The average verdict among all 451 observations across the 15 years covered by the ALD was $3,162,571. However, the average size of the verdict from 2010 to 2018 increased from $2,305,736 to $22,288,000 – an increase of a mind-boggling 967%. This large increase is indicative of a rise in the size of verdicts from 2005 to 2019. Furthermore, the increasing average verdict award, as compared to average medical costs and inflation, indicates that the non-economic damages associated with a lawsuit are increasing. More large verdicts are being filed, and the disparities between cases is increasing, with damage ceilings now reaching well above $90 million.

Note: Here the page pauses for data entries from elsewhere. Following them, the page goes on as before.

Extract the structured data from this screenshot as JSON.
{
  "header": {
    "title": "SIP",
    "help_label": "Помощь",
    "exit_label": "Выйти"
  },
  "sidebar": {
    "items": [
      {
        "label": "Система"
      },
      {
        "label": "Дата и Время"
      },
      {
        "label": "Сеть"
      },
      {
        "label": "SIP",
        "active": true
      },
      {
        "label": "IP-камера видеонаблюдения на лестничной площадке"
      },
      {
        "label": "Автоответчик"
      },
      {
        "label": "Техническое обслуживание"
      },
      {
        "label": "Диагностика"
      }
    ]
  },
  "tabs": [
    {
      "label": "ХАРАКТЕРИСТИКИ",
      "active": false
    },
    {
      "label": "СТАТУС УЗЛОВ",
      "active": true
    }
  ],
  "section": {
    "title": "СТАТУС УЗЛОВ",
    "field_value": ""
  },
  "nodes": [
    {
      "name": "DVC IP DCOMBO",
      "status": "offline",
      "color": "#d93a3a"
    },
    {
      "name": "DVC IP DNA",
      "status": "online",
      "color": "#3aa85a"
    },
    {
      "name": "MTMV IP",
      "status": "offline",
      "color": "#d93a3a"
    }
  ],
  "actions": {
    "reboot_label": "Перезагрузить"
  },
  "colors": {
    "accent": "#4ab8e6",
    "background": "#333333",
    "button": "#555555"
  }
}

So, what are some factors for this? The two main ones are crash and litigation. Crash factors include important aspects of the crash, such as injuries sustained, number of cars involved in the crash, type of collision, the number of deaths involved, and the age of victims. Litigation factors include the presence of expert witnesses.
Table 2. Percent of Cases that Yielded a Plaintiff Verdict by the Issues Brought Against the Defendant in Court

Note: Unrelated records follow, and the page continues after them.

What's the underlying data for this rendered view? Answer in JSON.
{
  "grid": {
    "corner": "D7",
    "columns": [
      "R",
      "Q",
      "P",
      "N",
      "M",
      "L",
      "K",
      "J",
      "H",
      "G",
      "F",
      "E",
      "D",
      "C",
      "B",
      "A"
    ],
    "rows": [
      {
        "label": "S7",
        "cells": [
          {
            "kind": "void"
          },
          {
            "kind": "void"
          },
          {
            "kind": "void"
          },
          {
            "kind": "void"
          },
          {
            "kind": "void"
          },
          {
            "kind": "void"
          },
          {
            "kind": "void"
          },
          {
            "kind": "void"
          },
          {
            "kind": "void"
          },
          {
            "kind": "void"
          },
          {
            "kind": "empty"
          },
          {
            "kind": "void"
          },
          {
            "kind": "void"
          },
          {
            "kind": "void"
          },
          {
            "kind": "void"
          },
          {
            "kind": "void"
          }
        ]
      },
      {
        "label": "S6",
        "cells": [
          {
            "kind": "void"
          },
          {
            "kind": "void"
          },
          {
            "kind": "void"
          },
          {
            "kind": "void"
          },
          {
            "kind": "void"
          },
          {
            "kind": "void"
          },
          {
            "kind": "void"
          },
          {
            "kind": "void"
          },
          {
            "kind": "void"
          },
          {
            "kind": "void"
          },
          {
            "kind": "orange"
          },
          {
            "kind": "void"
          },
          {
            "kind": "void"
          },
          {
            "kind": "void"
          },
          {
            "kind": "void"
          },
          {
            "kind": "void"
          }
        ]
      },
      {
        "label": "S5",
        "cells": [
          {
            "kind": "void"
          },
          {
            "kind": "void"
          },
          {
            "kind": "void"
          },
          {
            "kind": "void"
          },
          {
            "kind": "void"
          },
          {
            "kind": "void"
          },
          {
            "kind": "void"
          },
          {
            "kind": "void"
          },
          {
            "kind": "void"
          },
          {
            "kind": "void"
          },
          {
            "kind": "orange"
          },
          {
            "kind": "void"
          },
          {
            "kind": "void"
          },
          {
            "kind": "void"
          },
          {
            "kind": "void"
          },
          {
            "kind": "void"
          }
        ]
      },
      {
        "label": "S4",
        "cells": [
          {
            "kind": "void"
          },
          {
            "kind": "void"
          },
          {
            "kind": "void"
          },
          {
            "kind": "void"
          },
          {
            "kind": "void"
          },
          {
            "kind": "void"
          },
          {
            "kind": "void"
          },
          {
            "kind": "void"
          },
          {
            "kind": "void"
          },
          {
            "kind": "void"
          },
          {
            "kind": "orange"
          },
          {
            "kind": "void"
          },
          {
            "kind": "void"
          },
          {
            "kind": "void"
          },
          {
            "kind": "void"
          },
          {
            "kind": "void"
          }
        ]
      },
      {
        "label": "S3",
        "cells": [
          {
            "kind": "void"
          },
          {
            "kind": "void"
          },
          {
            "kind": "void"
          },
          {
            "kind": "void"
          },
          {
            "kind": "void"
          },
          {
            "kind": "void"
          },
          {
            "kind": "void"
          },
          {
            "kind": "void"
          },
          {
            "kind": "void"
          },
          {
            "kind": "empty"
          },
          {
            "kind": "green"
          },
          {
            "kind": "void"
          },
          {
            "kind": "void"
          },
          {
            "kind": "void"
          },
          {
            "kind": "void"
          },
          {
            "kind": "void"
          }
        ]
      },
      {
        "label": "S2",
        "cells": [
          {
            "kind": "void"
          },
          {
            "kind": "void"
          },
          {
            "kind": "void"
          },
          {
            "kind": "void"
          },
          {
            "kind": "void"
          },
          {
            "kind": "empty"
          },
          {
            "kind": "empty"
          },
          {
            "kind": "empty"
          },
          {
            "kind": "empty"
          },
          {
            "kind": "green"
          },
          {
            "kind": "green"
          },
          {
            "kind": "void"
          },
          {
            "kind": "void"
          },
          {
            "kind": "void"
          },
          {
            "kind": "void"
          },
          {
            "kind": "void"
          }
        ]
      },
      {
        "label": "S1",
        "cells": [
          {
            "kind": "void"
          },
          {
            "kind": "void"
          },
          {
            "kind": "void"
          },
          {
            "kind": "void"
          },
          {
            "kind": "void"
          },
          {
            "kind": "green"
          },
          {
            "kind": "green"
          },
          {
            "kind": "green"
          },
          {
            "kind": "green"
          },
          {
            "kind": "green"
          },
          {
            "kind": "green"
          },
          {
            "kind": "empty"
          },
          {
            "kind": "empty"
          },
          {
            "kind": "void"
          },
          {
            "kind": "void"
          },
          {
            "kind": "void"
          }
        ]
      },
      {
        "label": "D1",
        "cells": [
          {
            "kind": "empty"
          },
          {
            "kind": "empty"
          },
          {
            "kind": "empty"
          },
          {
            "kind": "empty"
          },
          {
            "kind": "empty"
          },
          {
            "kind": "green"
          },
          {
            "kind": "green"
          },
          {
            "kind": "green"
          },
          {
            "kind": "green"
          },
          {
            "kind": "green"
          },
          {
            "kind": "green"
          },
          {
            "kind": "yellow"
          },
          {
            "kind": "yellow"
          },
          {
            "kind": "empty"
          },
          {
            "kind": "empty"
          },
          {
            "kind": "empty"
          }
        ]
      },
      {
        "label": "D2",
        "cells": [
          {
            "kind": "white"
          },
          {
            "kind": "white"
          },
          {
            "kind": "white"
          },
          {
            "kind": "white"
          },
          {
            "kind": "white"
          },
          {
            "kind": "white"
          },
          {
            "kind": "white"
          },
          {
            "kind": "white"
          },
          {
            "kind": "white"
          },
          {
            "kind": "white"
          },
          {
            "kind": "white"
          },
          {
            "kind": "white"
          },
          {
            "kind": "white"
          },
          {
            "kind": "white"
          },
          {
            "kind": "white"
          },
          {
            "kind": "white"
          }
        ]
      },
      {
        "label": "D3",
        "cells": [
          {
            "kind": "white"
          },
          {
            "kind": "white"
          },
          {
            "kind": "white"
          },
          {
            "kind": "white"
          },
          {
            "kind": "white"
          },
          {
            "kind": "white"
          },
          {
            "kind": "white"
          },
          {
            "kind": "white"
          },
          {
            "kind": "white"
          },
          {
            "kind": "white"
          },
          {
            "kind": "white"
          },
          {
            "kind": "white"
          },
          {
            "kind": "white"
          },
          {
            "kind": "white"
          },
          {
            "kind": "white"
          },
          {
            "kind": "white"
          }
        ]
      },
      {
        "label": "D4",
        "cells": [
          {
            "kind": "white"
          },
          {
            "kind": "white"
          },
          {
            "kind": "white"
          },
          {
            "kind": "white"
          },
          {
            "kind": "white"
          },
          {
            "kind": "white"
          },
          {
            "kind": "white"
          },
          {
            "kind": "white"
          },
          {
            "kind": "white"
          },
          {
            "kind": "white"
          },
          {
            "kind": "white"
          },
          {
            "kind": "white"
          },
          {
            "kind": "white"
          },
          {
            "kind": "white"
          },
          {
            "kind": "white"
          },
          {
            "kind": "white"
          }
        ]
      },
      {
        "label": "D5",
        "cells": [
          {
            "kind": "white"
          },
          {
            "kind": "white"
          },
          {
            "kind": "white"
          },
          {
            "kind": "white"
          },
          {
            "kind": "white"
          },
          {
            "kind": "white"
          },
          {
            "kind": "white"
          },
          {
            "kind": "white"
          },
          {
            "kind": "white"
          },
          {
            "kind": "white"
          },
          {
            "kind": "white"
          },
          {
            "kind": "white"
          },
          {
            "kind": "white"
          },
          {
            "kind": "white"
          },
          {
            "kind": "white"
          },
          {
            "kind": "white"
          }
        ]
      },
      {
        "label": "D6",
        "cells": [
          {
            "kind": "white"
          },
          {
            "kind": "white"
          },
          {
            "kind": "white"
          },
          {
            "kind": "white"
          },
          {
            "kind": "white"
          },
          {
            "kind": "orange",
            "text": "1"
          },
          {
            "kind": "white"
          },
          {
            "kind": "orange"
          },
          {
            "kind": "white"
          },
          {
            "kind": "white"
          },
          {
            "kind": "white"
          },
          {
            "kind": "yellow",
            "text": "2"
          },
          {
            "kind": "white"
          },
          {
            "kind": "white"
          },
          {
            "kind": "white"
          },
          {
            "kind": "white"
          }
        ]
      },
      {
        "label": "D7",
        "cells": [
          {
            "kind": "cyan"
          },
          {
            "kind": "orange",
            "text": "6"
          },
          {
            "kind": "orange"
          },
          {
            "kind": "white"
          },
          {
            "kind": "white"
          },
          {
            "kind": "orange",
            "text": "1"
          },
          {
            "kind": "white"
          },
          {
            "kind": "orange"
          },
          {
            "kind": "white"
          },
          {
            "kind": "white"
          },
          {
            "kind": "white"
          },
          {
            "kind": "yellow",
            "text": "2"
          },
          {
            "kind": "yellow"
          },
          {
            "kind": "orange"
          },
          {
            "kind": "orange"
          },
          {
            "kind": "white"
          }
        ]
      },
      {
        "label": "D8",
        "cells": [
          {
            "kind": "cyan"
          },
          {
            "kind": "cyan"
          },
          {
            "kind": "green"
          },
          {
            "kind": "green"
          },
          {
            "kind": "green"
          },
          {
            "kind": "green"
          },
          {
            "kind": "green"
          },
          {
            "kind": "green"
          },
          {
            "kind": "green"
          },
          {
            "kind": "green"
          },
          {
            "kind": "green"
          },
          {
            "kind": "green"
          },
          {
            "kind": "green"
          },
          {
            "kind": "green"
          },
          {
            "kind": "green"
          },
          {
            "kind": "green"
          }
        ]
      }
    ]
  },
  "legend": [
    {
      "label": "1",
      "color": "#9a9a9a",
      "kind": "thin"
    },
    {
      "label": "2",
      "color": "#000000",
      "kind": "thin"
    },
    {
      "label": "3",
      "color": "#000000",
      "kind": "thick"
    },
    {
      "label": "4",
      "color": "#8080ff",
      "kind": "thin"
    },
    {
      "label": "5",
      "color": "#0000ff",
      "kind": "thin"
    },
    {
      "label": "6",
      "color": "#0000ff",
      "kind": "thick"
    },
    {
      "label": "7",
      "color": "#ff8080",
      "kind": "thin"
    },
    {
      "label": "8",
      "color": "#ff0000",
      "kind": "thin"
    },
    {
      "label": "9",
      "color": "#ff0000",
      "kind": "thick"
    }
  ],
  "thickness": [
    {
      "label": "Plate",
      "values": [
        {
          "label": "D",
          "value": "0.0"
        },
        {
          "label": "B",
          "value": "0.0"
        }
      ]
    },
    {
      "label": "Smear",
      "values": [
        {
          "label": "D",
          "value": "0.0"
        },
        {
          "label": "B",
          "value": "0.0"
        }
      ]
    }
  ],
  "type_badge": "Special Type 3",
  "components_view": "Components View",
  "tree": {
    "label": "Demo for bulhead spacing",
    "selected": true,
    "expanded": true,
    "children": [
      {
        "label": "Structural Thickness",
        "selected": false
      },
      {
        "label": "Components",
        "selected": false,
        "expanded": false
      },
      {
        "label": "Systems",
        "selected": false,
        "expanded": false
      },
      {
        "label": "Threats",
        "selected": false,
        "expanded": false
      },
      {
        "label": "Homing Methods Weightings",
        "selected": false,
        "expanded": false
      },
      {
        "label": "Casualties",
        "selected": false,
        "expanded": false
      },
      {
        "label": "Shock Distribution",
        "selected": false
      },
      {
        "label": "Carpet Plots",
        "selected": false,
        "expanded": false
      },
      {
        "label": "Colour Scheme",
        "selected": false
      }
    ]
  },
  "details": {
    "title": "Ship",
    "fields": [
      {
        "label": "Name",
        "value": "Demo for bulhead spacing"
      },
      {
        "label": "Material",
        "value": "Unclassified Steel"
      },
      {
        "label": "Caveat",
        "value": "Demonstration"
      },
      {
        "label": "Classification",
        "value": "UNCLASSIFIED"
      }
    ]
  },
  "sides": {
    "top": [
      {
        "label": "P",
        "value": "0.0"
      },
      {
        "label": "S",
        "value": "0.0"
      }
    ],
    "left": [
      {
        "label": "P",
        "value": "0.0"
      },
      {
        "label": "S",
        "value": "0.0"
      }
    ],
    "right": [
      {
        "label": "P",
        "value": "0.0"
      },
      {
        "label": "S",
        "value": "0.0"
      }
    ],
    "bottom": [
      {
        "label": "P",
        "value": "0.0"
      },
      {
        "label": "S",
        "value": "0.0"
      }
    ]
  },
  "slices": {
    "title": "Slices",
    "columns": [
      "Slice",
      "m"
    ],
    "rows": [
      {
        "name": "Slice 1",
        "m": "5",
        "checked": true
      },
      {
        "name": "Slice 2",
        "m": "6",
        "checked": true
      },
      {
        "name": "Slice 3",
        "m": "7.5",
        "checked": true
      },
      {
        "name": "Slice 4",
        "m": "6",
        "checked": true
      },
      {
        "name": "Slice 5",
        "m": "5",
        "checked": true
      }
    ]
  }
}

While running through a thorough quantitative analysis ATRI determined:
- The size of the verdicts has increased over time by a relatively large amount, regardless of the factors of the crash.

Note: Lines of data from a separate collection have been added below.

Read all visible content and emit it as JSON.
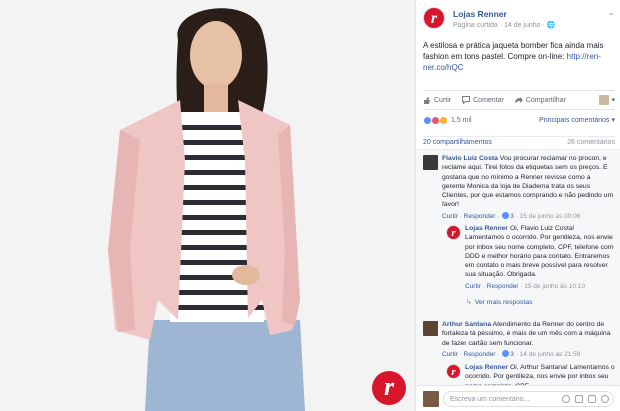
{
  "photo": {
    "brand_logo_letter": "r"
  },
  "post": {
    "page_name": "Lojas Renner",
    "page_avatar_letter": "r",
    "meta": "Página curtida · 14 de junho · 🌐",
    "text": "A estilosa e prática jaqueta bomber fica ainda mais fashion em tons pastel. Compre on-line: ",
    "link": "http://ren-ner.co/hQC"
  },
  "actions": {
    "like": "Curtir",
    "comment": "Comentar",
    "share": "Compartilhar"
  },
  "reactions": {
    "count": "1,5 mil",
    "sort": "Principais comentários ▾"
  },
  "stats": {
    "shares": "20 compartilhamentos",
    "comments": "26 comentários"
  },
  "comments": [
    {
      "author": "Flavio Luiz Costa",
      "text": "Vou procurar reclamar no procon, e reclame aqui. Tirei fotos da etiquetas sem os preços. E gostaria que no mínimo a Renner revisse como a gerente Monica da loja de Diadema trata os seus Clientes, por que estamos comprando e não pedindo um favor!",
      "like": "Curtir",
      "reply": "Responder",
      "likes": "3",
      "time": "15 de junho às 00:06"
    },
    {
      "author": "Lojas Renner",
      "avatar_letter": "r",
      "text": "Oi, Flavio Luiz Costa! Lamentamos o ocorrido. Por gentileza, nos envie por inbox seu nome completo, CPF, telefone com DDD e melhor horário para contato. Entraremos em contato o mais breve possível para resolver sua situação. Obrigada.",
      "like": "Curtir",
      "reply": "Responder",
      "time": "15 de junho às 10:10"
    },
    {
      "more_replies": "Ver mais respostas"
    },
    {
      "author": "Arthur Santana",
      "text": "Atendimento da Renner do centro de fortaleza tá péssimo, é mais de um mês com a máquina de fazer cartão sem funcionar.",
      "like": "Curtir",
      "reply": "Responder",
      "likes": "3",
      "time": "14 de junho às 21:59"
    },
    {
      "author": "Lojas Renner",
      "avatar_letter": "r",
      "text": "Oi, Arthur Santana! Lamentamos o ocorrido. Por gentileza, nos envie por inbox seu nome completo, CPF,"
    }
  ],
  "composer": {
    "placeholder": "Escreva um comentário..."
  }
}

- Traumatic Brain Injuries increase the size of the verdict when controlling for other factors.
- The time between the crash date and the verdict date increases the size of the verdict.
- The number of children either injured or killed in a crash is the single largest factor in verdict size, with a $27 million increase on average.
- The presence of a defense expert witness decreases the size of verdicts considerably.
Most people are familiar with the term “ambulance chaser”, these are attorneys who aggressively seek out crashes to increase their client base, caseloads, and financial gain. This combined with the amount of litigation advertising that now takes place in certain states is part of unfavorable practices that are increasing the number of lawsuits. However, a new type of business model is seen as a factor in the jump in the nuclear verdict. That is litigation investors/financers. This business model for upfront financing of certain legal cases with the goal of recovering a profitable percentage of a future verdict award or settlement. A litigation financing investor will cover some or all of litigation research expenses, lawyers’ fees, medical bills, among other expenses. New York is considered to be one of the most attractive states to invest in litigation.
What impact do nuclear verdicts have on safety? Certainly, carrier scrutiny of existing safety policies and programs has increased. Whether additional resources available to carriers has commensurately increased is unclear. Though, to offset this increased risk and fearing nuclear verdicts, motor carriers have generally increased their focus on safety and hiring practices. This goes hand in hand with the fact that insurance companies are more selective in who they insure. As a result, motor carriers have fewer options for purchasing full coverage to protect their balance sheets. Consequently, fleets continue to accrue increased risk (e.g. higher deductibles, less coverage) to mitigate costs.
It must be noted that these increased costs do trickle down to the consumer. With increased costs, companies have two options, either passing along coasts, or squeezing their operating margins. The latter strategy can generate unintended consequences in that a lack of capital and liquidity can negatively impact driver retention and safety. Hence, why costs are generally passed along.
Relative to a decade ago, jury awards are large, and cases are increasing. Other general findings include:
- The average dollar amount of awards in the ALD was $3.16 million, with a large standard deviation of $7.19 million.
- The average size of verdicts increased by 483 percent from 2017 to 2018.
- From 2010 on, the size of verdicts has far exceeded both standard inflations as well as healthcare cost increases. From 2010 to 2018, mean verdict awards increased 51.7 percent per year, in contrast to inflation and healthcare costs, which on average grew 1.7 and 2.9 percent per year, respectively.
- Corroborated with the time-trend regression, as time length between crash date and verdict date increased by one percent, the size of the verdict increased by approximately $3 million. With a mean value of 1,319 days between crash and verdict, an increase in 13 days in the length of time resulted in an award increase of $3 million, controlling for other factors.
ATRI completed an extremely well-researched document analyzing why the litigation landscape has changed, recommendations for modifying pre-trial preparations, litigation strategies, and mediation approaches, and how large verdict awards impact both safety and insurance. We barely scratched the surface of summarizing it and highly recommend all trucking companies as well as industry service providers take the time to fully read it.